Frogs and toads jump, swim, climb, and even glide. But four strange species of amphibians have evolved a decidedly unfroglike characteristic: a preference for walking. Now, scientists have discovered how they do it.
The Senegal running frog, the bumblebee toad, the red-banded rubber frog, and the tiger-legged monkey frog don’t walk like dogs or other four-legged beasts. Instead, they crawl low to the ground like a cat creeping up on prey.
To find out how, the team measured the relative size of their limbs and observed their posture and movement as they walked. Though the four species are unrelated, they all have more symmetrical limb lengths than the ordinary short front legs and large powerful back legs model of most frogs, the team reports in the Journal of Experimental Zoology Part A: Ecological and Integrative Physiology.
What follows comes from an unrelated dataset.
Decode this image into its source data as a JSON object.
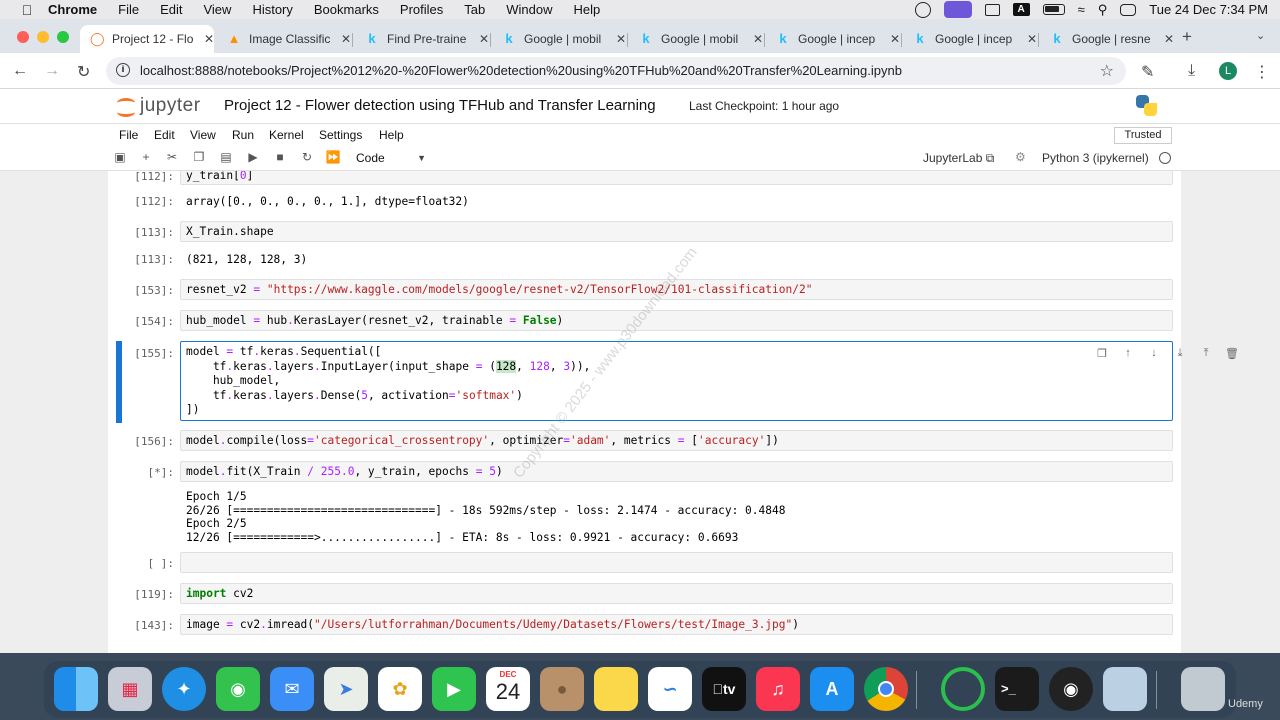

The frogs’ front legs are a bit shorter than their hind legs, but they compensate for this by stretching their front legs out when they walk while using a slight crouching posture on their back legs.
The researchers still don’t know why they walk, but all four species live in similar grassland habitats that lack branches or foliage to latch on. So, it may be a better idea to run than jump when predators are near. Evolution hasn’t entirely ruined the essence of these species’ frogginess, though. One researcher says that the frogs can still jump and swim—they just usually don’t.